• **Element data from apps and pages**
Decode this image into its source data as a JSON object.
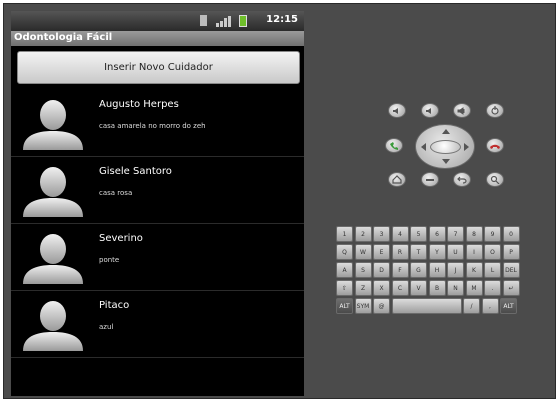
{
  "status_bar": {
    "time": "12:15"
  },
  "app": {
    "title": "Odontologia Fácil"
  },
  "insert_button": {
    "label": "Inserir Novo Cuidador"
  },
  "contacts": [
    {
      "name": "Augusto Herpes",
      "description": "casa amarela no morro do zeh"
    },
    {
      "name": "Gisele Santoro",
      "description": "casa rosa"
    },
    {
      "name": "Severino",
      "description": "ponte"
    },
    {
      "name": "Pitaco",
      "description": "azul"
    }
  ],
  "keyboard": {
    "rows": [
      [
        "1",
        "2",
        "3",
        "4",
        "5",
        "6",
        "7",
        "8",
        "9",
        "0"
      ],
      [
        "Q",
        "W",
        "E",
        "R",
        "T",
        "Y",
        "U",
        "I",
        "O",
        "P"
      ],
      [
        "A",
        "S",
        "D",
        "F",
        "G",
        "H",
        "J",
        "K",
        "L",
        "DEL"
      ],
      [
        "⇧",
        "Z",
        "X",
        "C",
        "V",
        "B",
        "N",
        "M",
        ".",
        "↵"
      ]
    ],
    "bottom_row": [
      "ALT",
      "SYM",
      "@",
      "",
      "/",
      ",",
      "ALT"
    ]
  },
  "icons": {
    "home": "home-icon",
    "menu": "menu-icon",
    "back": "back-icon",
    "search": "search-icon",
    "call": "call-icon",
    "end_call": "end-call-icon"
  },
  "colors": {
    "call": "#3a9a3a",
    "end_call": "#c03030",
    "battery": "#6fbf2a"
  }
}
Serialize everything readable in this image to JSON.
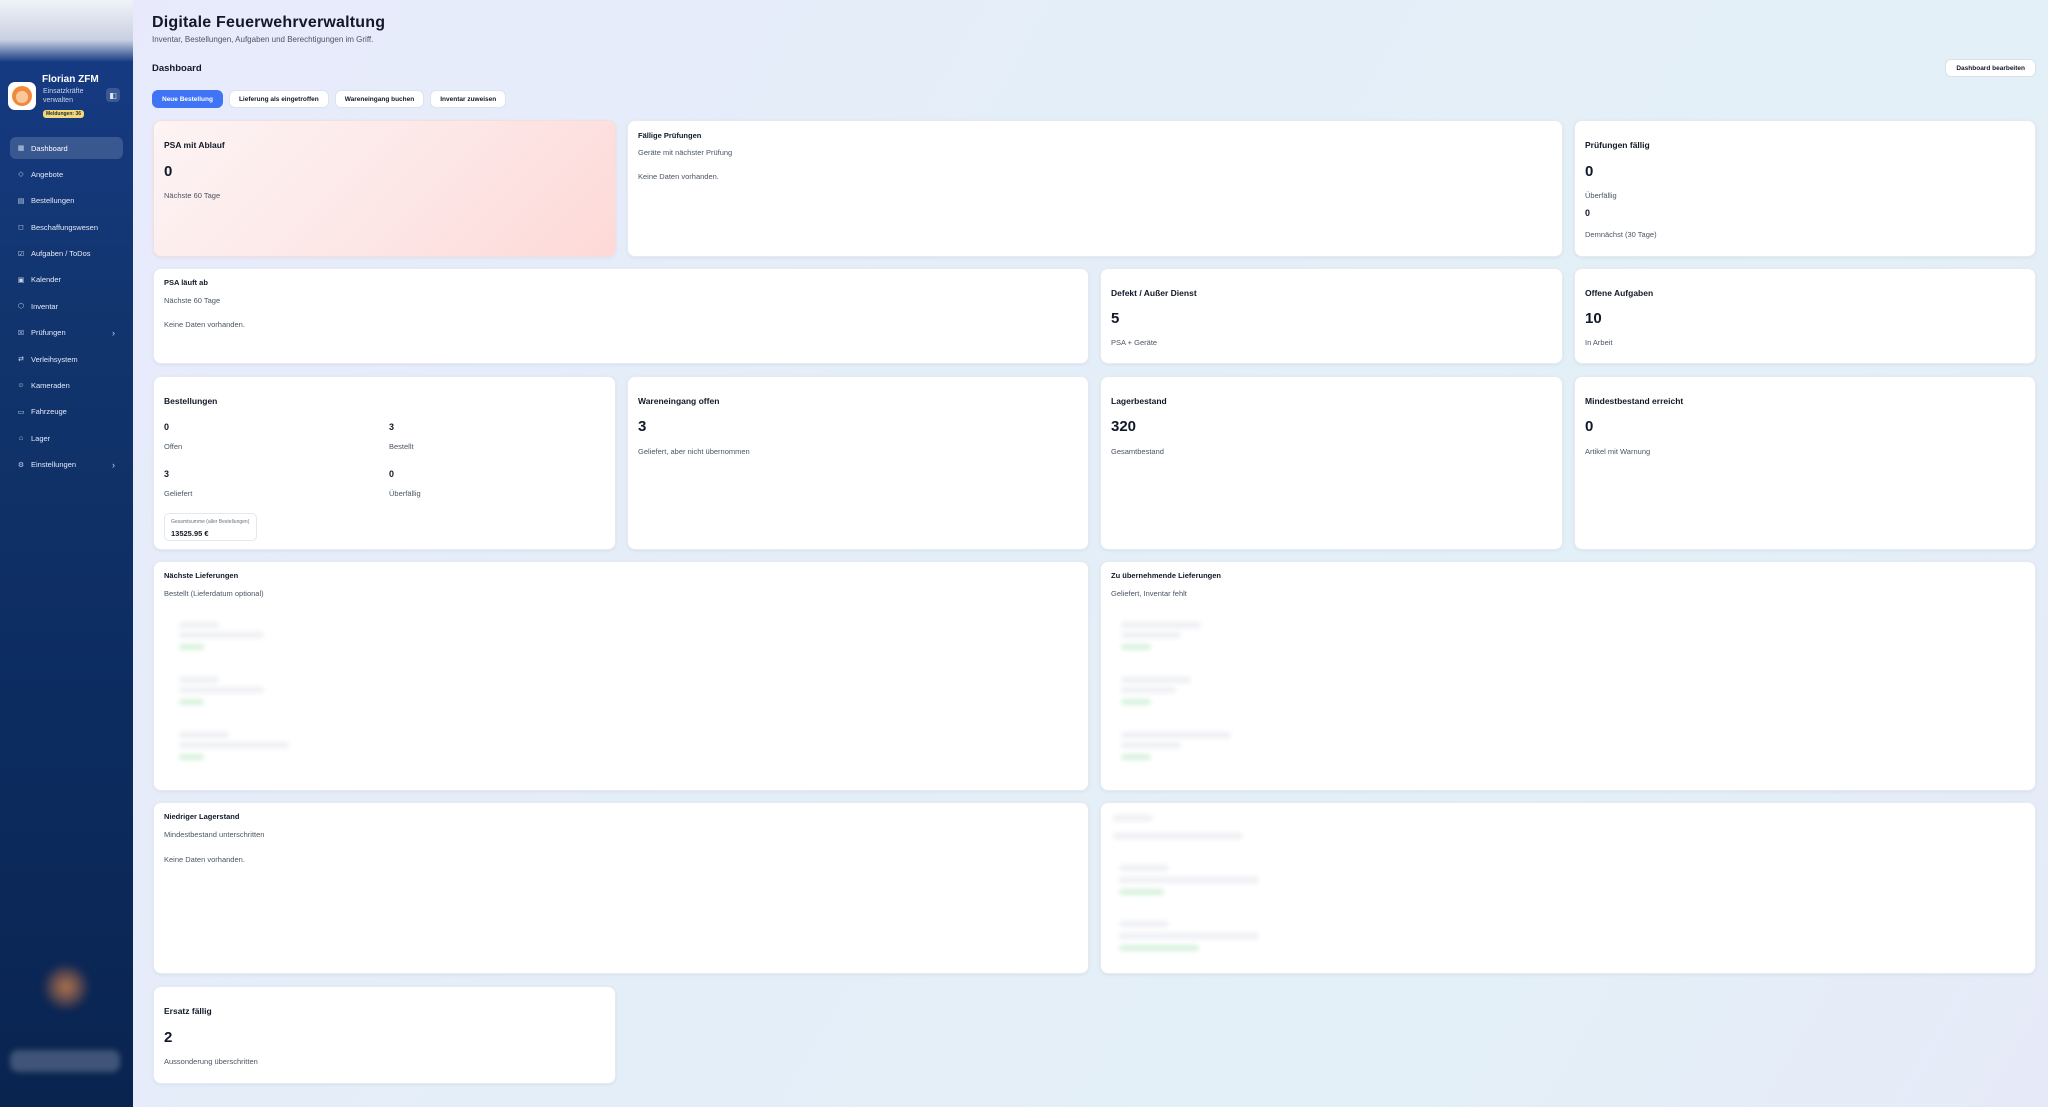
{
  "sidebar": {
    "profile": {
      "name": "Florian ZFM",
      "role": "Einsatzkräfte verwalten",
      "badge": "Meldungen: 36"
    },
    "items": [
      {
        "label": "Dashboard",
        "icon": "dashboard-icon",
        "active": true
      },
      {
        "label": "Angebote",
        "icon": "tag-icon"
      },
      {
        "label": "Bestellungen",
        "icon": "clipboard-icon"
      },
      {
        "label": "Beschaffungswesen",
        "icon": "box-icon"
      },
      {
        "label": "Aufgaben / ToDos",
        "icon": "checklist-icon"
      },
      {
        "label": "Kalender",
        "icon": "calendar-icon"
      },
      {
        "label": "Inventar",
        "icon": "package-icon"
      },
      {
        "label": "Prüfungen",
        "icon": "check-icon",
        "expandable": true
      },
      {
        "label": "Verleihsystem",
        "icon": "swap-icon"
      },
      {
        "label": "Kameraden",
        "icon": "users-icon"
      },
      {
        "label": "Fahrzeuge",
        "icon": "truck-icon"
      },
      {
        "label": "Lager",
        "icon": "warehouse-icon"
      },
      {
        "label": "Einstellungen",
        "icon": "gear-icon",
        "expandable": true
      }
    ]
  },
  "header": {
    "title": "Digitale Feuerwehrverwaltung",
    "subtitle": "Inventar, Bestellungen, Aufgaben und Berechtigungen im Griff.",
    "section": "Dashboard",
    "edit_button": "Dashboard bearbeiten"
  },
  "quick_actions": [
    "Neue Bestellung",
    "Lieferung als eingetroffen",
    "Wareneingang buchen",
    "Inventar zuweisen"
  ],
  "cards": {
    "psa_ablauf": {
      "title": "PSA mit Ablauf",
      "value": "0",
      "text": "Nächste 60 Tage"
    },
    "faellige_pruefungen": {
      "title": "Fällige Prüfungen",
      "subtitle": "Geräte mit nächster Prüfung",
      "empty": "Keine Daten vorhanden."
    },
    "pruefungen_faellig": {
      "title": "Prüfungen fällig",
      "value1": "0",
      "label1": "Überfällig",
      "value2": "0",
      "label2": "Demnächst (30 Tage)"
    },
    "psa_laeuft_ab": {
      "title": "PSA läuft ab",
      "subtitle": "Nächste 60 Tage",
      "empty": "Keine Daten vorhanden."
    },
    "defekt": {
      "title": "Defekt / Außer Dienst",
      "value": "5",
      "text": "PSA + Geräte"
    },
    "offene_aufgaben": {
      "title": "Offene Aufgaben",
      "value": "10",
      "text": "In Arbeit"
    },
    "bestellungen": {
      "title": "Bestellungen",
      "stats": [
        {
          "value": "0",
          "label": "Offen"
        },
        {
          "value": "3",
          "label": "Bestellt"
        },
        {
          "value": "3",
          "label": "Geliefert"
        },
        {
          "value": "0",
          "label": "Überfällig"
        }
      ],
      "total_label": "Gesamtsumme (aller Bestellungen)",
      "total_value": "13525.95 €"
    },
    "wareneingang": {
      "title": "Wareneingang offen",
      "value": "3",
      "text": "Geliefert, aber nicht übernommen"
    },
    "lagerbestand": {
      "title": "Lagerbestand",
      "value": "320",
      "text": "Gesamtbestand"
    },
    "mindestbestand": {
      "title": "Mindestbestand erreicht",
      "value": "0",
      "text": "Artikel mit Warnung"
    },
    "naechste_lieferungen": {
      "title": "Nächste Lieferungen",
      "subtitle": "Bestellt (Lieferdatum optional)"
    },
    "zu_uebernehmende": {
      "title": "Zu übernehmende Lieferungen",
      "subtitle": "Geliefert, Inventar fehlt"
    },
    "niedriger_lagerstand": {
      "title": "Niedriger Lagerstand",
      "subtitle": "Mindestbestand unterschritten",
      "empty": "Keine Daten vorhanden."
    },
    "ersatz": {
      "title": "Ersatz fällig",
      "value": "2",
      "text": "Aussonderung überschritten"
    }
  },
  "colors": {
    "accent": "#3f74f5",
    "sidebar": "#12356f",
    "warning_card": "#fde6e6"
  }
}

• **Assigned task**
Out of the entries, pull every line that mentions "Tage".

• **Exercise solution**
      "text": "Nächste 60 Tage"
      "label2": "Demnächst (30 Tage)"
      "subtitle": "Nächste 60 Tage",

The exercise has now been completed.